### YOUR ASSIGNMENT
Copy out all of the entries, keeping every word the same.

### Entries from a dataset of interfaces
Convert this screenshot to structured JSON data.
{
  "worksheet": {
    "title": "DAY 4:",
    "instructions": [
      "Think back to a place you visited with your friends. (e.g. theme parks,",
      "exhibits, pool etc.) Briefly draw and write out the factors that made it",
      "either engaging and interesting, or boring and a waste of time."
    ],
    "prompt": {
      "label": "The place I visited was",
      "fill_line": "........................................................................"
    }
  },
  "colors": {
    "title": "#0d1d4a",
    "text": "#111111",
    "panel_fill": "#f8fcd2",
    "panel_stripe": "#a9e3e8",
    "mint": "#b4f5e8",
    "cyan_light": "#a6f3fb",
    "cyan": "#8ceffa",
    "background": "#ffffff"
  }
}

### WRITTEN SOLUTION
Convert this screenshot to structured JSON data.
{
  "worksheet": {
    "title": "DAY 4:",
    "instructions": [
      "Think back to a place you visited with your friends. (e.g. theme parks,",
      "exhibits, pool etc.) Briefly draw and write out the factors that made it",
      "either engaging and interesting, or boring and a waste of time."
    ],
    "prompt": {
      "label": "The place I visited was",
      "fill_line": "........................................................................"
    }
  },
  "colors": {
    "title": "#0d1d4a",
    "text": "#111111",
    "panel_fill": "#f8fcd2",
    "panel_stripe": "#a9e3e8",
    "mint": "#b4f5e8",
    "cyan_light": "#a6f3fb",
    "cyan": "#8ceffa",
    "background": "#ffffff"
  }
}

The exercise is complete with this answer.